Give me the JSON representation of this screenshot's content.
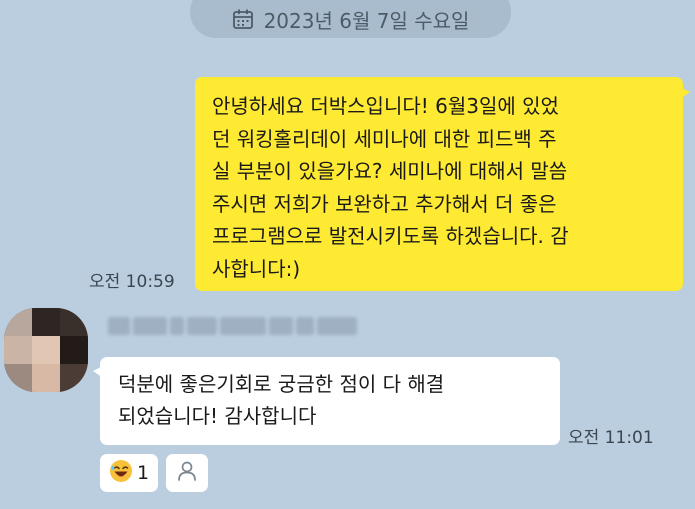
{
  "date_divider": {
    "icon": "calendar-icon",
    "text": "2023년 6월 7일 수요일"
  },
  "messages": [
    {
      "direction": "outgoing",
      "text": "안녕하세요 더박스입니다! 6월3일에 있었\n던 워킹홀리데이 세미나에 대한 피드백 주\n실 부분이 있을가요? 세미나에 대해서 말씀\n주시면 저희가 보완하고 추가해서 더 좋은\n프로그램으로 발전시키도록 하겠습니다. 감\n사합니다:)",
      "time": "오전 10:59"
    },
    {
      "direction": "incoming",
      "text": "덕분에 좋은기회로 궁금한 점이 다 해결\n되었습니다! 감사합니다",
      "time": "오전 11:01",
      "reaction": {
        "icon": "laughing-face-emoji",
        "count": "1"
      },
      "add_reaction_icon": "person-icon"
    }
  ],
  "colors": {
    "background": "#bacee0",
    "outgoing_bubble": "#fee933",
    "incoming_bubble": "#ffffff"
  }
}
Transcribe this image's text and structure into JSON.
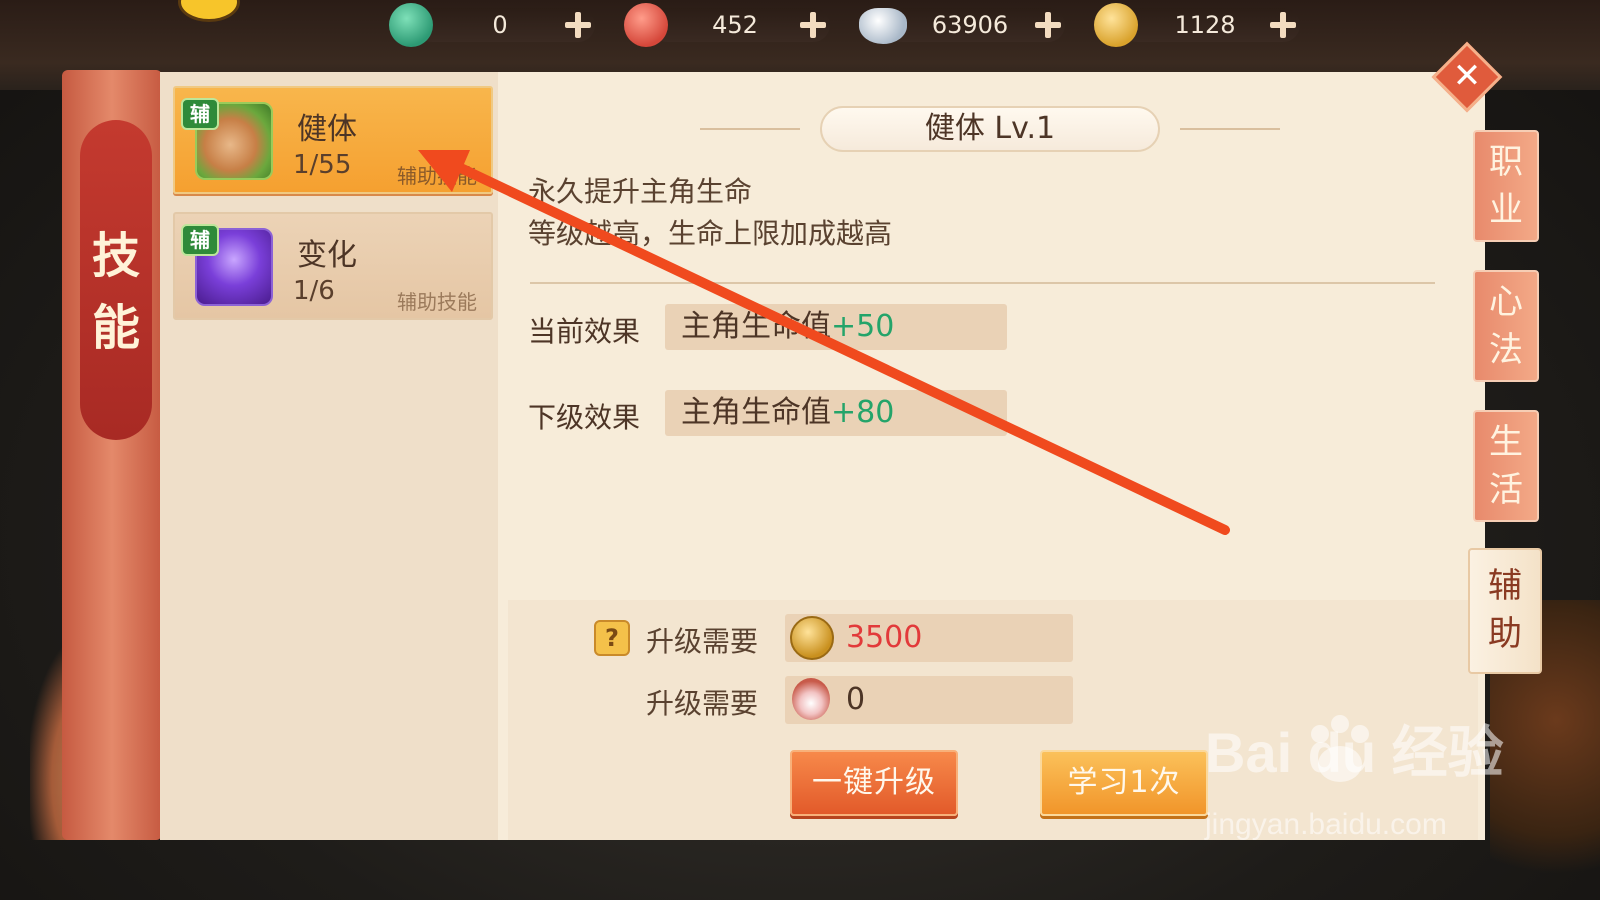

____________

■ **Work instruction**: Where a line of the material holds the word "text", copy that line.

■ **The answer**:
    "text": "2023년 6월 7일 수요일"
      "text": "안녕하세요 더박스입니다! 6월3일에 있었\n던 워킹홀리데이 세미나에 대한 피드백 주\n실 부분이 있을가요? 세미나에 대해서 말씀\n주시면 저희가 보완하고 추가해서 더 좋은\n프로그램으로 발전시키도록 하겠습니다. 감\n사합니다:)",
      "text": "덕분에 좋은기회로 궁금한 점이 다 해결\n되었습니다! 감사합니다",
Transcribe this image's text and structure into JSON.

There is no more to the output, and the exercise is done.